Akbar’s reign was also a golden age of Hindi poetry. Many first-rate Hindi poets produced Hindi poetical works which became classics. The most notable of the Hindi poets were Sur Das, Tulsi Das, Abdur Rahim Khan Khana, Ras Khan, Birbar, Tulsi Das produced several works of high standard the most important and popular of which is Ramcharit-manas.
His other important work is Vinaya Patrika. Sur Das’s important work is Sur Sagar. It is supposed that Sur Das was one of the court poets of Akbar, his father Ram Das was also Akbar’s court poet. Muslim poet of Hindi, Ras Khan was a worshipper of Lord Krishna and a friend of Tulsi Das. He was responsible for a large number of first-rate Hindi poems.

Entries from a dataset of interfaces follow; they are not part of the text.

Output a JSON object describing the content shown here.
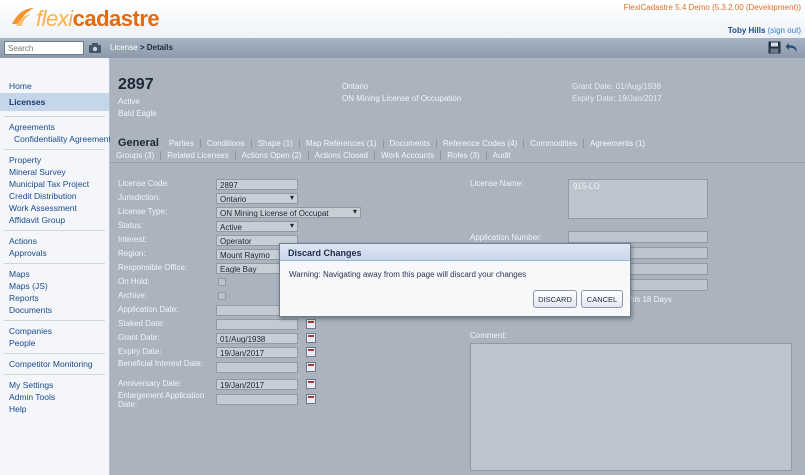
{
  "app": {
    "logo_part1": "flexi",
    "logo_part2": "cadastre",
    "version": "FlexiCadastre 5.4 Demo (5.3.2.00 (Development))",
    "user_name": "Toby Hills",
    "sign_out": "(sign out)"
  },
  "search": {
    "placeholder": "Search"
  },
  "breadcrumb": {
    "parent": "License",
    "separator": ">",
    "current": "Details"
  },
  "sidebar": {
    "groups": [
      [
        "Home",
        "Licenses"
      ],
      [
        "Agreements",
        "Confidentiality Agreement"
      ],
      [
        "Property",
        "Mineral Survey",
        "Municipal Tax Project",
        "Credit Distribution",
        "Work Assessment",
        "Affidavit Group"
      ],
      [
        "Actions",
        "Approvals"
      ],
      [
        "Maps",
        "Maps (JS)",
        "Reports",
        "Documents"
      ],
      [
        "Companies",
        "People"
      ],
      [
        "Competitor Monitoring"
      ],
      [
        "My Settings",
        "Admin Tools",
        "Help"
      ]
    ],
    "active": "Licenses"
  },
  "summary": {
    "number": "2897",
    "status": "Active",
    "holder": "Bald Eagle",
    "jurisdiction": "Ontario",
    "type": "ON Mining License of Occupation",
    "grant_date": "Grant Date: 01/Aug/1938",
    "expiry_date": "Expiry Date: 19/Jan/2017"
  },
  "tabs": {
    "active": "General",
    "row1": [
      "Parties",
      "Conditions",
      "Shape (1)",
      "Map References (1)",
      "Documents",
      "Reference Codes (4)",
      "Commodities",
      "Agreements (1)"
    ],
    "row2": [
      "Groups (3)",
      "Related Licenses",
      "Actions Open (2)",
      "Actions Closed",
      "Work Accounts",
      "Roles (3)",
      "Audit"
    ]
  },
  "form": {
    "license_code_label": "License Code:",
    "license_code": "2897",
    "jurisdiction_label": "Jurisdiction:",
    "jurisdiction": "Ontario",
    "license_type_label": "License Type:",
    "license_type": "ON Mining License of Occupat",
    "status_label": "Status:",
    "status": "Active",
    "interest_label": "Interest:",
    "interest": "Operator",
    "region_label": "Region:",
    "region": "Mount Raymo",
    "office_label": "Responsible Office:",
    "office": "Eagle Bay",
    "on_hold_label": "On Hold:",
    "archive_label": "Archive:",
    "application_date_label": "Application Date:",
    "staked_date_label": "Staked Date:",
    "grant_date_label": "Grant Date:",
    "grant_date": "01/Aug/1938",
    "expiry_date_label": "Expiry Date:",
    "expiry_date": "19/Jan/2017",
    "beneficial_label": "Beneficial Interest Date:",
    "anniversary_label": "Anniversary Date:",
    "anniversary_date": "19/Jan/2017",
    "enlargement_label": "Enlargement Application Date:",
    "license_name_label": "License Name:",
    "license_name": "915-LO",
    "application_number_label": "Application Number:",
    "days_text": "his 18 Days",
    "comment_label": "Comment:"
  },
  "modal": {
    "title": "Discard Changes",
    "message": "Warning: Navigating away from this page will discard your changes",
    "discard": "DISCARD",
    "cancel": "CANCEL"
  }
}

Akbar was a lover of painting. He believed that painting far from making a person irreligious turns him to God. Like the Persian emperors of the Safavi dynasty Akbar liberally patronised painting disregarding the injunctions of Quran. Akbar’s patronage attracted a number of painters to his court of whom as many as thirteen were Hindus.
It is interesting to note that two styles—Persian and Indian styles of painting during Akbar’s time got gradually fused into one. Akbar opened a separate department for painting under Khwaja Abdus Samad, one of the best painters of his court.
Akbar was an emperor of diverse interests. He was not a literate person but he had a great taste for calligraphy. He appointed many skilled calligraphists in his court. There were eight kinds of calligraphic writings prevalent in Akbar’s time, the eighty variety called Nastaliq which was favoured by Akbar.
From Ain-i-Akbari we know that there were thirty-six top-ranking musicians in Akbar’s court. They were divided into seven groups; each group was to entertain the emperor on one day of the week. Akbar, early in his reign sent for Tansen the notable musician from Rewa and gave him a position of great honour in his court. According to Abul Fazl “a singer like him had not been in India for the last thousand years.”
Tansen received training in a school founded by Raja Man Singh Tomar at Gwalior. He is said to have invented a number of ragas. Baba Ram Das was next to Tansen. Another equally famous singer was Baba Hari Das.
Akbar by virtue of his rare personality, force of character, his achievements and lofty ideas occupies a place in the history of India which shines in its own brilliance making him forever as the first national emperor of medieval India. His high sense of patriotism, intellectual superiority and his liberal attitude to religion and his principle of universal toleration entitle him to a lofty place among the kings and emperors of all countries and of all time.